◆ MATERIALS PROVIDED:

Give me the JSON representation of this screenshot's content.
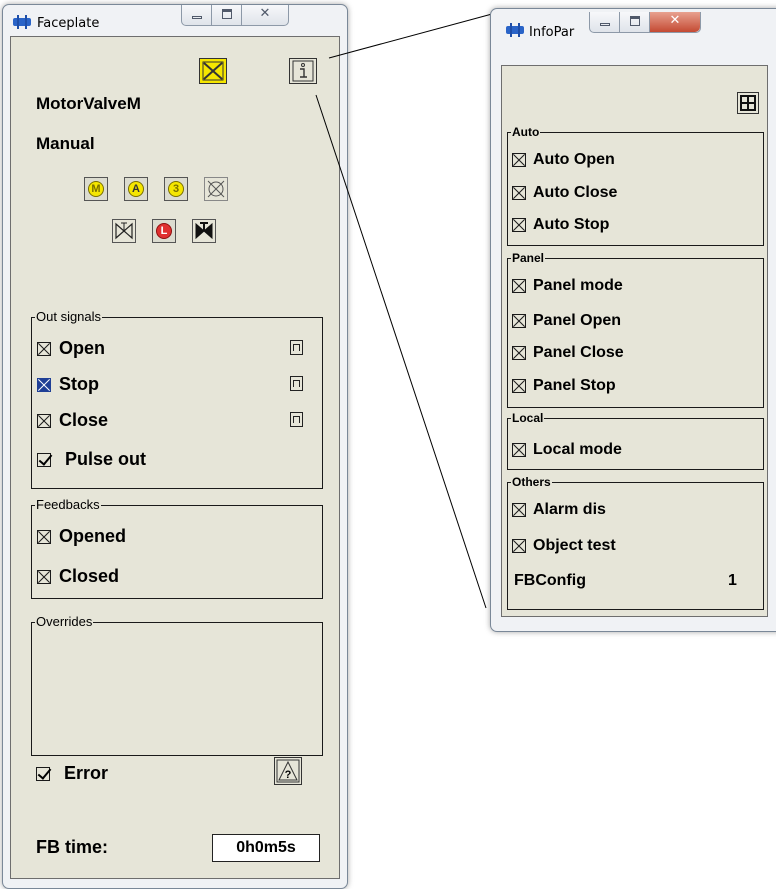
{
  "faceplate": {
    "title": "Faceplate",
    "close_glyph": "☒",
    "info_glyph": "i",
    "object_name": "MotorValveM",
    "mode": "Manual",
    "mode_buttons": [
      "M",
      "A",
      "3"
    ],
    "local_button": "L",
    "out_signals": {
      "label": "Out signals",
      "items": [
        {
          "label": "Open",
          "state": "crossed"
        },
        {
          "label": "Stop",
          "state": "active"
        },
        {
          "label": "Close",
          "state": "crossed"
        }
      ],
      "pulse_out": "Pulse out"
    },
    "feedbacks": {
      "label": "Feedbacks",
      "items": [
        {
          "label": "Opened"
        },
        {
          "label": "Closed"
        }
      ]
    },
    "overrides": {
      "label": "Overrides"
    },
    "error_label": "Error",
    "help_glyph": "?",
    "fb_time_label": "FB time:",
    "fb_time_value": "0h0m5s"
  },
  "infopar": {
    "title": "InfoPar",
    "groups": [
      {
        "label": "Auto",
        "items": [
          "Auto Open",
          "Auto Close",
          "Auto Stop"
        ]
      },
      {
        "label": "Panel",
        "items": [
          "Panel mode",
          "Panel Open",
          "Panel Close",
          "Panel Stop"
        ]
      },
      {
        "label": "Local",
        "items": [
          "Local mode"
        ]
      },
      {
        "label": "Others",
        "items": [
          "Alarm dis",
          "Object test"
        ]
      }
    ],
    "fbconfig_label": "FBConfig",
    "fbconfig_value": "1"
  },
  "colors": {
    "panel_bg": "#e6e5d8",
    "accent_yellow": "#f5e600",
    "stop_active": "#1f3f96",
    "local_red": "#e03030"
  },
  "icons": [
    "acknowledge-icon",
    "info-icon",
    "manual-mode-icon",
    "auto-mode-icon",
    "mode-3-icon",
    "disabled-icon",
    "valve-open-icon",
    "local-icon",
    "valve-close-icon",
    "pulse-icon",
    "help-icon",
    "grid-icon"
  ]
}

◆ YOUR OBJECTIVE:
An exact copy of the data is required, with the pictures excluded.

◆ OUTPUT FOR THIS EXERCISE:
Give me the JSON representation of this screenshot's content.
{
  "faceplate": {
    "title": "Faceplate",
    "close_glyph": "☒",
    "info_glyph": "i",
    "object_name": "MotorValveM",
    "mode": "Manual",
    "mode_buttons": [
      "M",
      "A",
      "3"
    ],
    "local_button": "L",
    "out_signals": {
      "label": "Out signals",
      "items": [
        {
          "label": "Open",
          "state": "crossed"
        },
        {
          "label": "Stop",
          "state": "active"
        },
        {
          "label": "Close",
          "state": "crossed"
        }
      ],
      "pulse_out": "Pulse out"
    },
    "feedbacks": {
      "label": "Feedbacks",
      "items": [
        {
          "label": "Opened"
        },
        {
          "label": "Closed"
        }
      ]
    },
    "overrides": {
      "label": "Overrides"
    },
    "error_label": "Error",
    "help_glyph": "?",
    "fb_time_label": "FB time:",
    "fb_time_value": "0h0m5s"
  },
  "infopar": {
    "title": "InfoPar",
    "groups": [
      {
        "label": "Auto",
        "items": [
          "Auto Open",
          "Auto Close",
          "Auto Stop"
        ]
      },
      {
        "label": "Panel",
        "items": [
          "Panel mode",
          "Panel Open",
          "Panel Close",
          "Panel Stop"
        ]
      },
      {
        "label": "Local",
        "items": [
          "Local mode"
        ]
      },
      {
        "label": "Others",
        "items": [
          "Alarm dis",
          "Object test"
        ]
      }
    ],
    "fbconfig_label": "FBConfig",
    "fbconfig_value": "1"
  },
  "colors": {
    "panel_bg": "#e6e5d8",
    "accent_yellow": "#f5e600",
    "stop_active": "#1f3f96",
    "local_red": "#e03030"
  },
  "icons": [
    "acknowledge-icon",
    "info-icon",
    "manual-mode-icon",
    "auto-mode-icon",
    "mode-3-icon",
    "disabled-icon",
    "valve-open-icon",
    "local-icon",
    "valve-close-icon",
    "pulse-icon",
    "help-icon",
    "grid-icon"
  ]
}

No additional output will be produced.